Classes which are not intended to be instantiated should be made non-instantiable with a private constructor. This includes utility classes (classes with only static members), and the main class.


The problem

Utility classes are classes that only include static members and are not designed to be instantiated, for example java.lang.Math or java.util.Arrays.

In the absence of explicit constructors, however, the compiler provides a public, parameterless default constructor. To a user, this constructor is indistinguishable from any other.
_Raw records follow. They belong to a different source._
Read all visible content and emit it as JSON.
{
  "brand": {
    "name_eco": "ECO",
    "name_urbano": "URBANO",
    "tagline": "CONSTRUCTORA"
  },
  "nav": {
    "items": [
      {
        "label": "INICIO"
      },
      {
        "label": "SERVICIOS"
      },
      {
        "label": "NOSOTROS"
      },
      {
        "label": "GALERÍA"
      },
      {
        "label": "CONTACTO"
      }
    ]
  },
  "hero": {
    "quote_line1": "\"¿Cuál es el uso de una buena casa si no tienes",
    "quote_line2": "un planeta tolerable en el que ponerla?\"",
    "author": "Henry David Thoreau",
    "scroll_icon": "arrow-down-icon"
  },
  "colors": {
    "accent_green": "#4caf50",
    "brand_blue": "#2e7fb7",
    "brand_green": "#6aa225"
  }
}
It is not uncommon for a published API to accidentally include a public constructor for a class intended to be uninstantiable.

To prevent users from instantiating classes that are not designed to be instantiated, you can add a private constructor:

public class UtilityClass {
  private UtilityClass() {}



Suppress false positives by adding the suppression annotation @SuppressWarnings("PrivateConstructorForUtilityClass") to the enclosing element.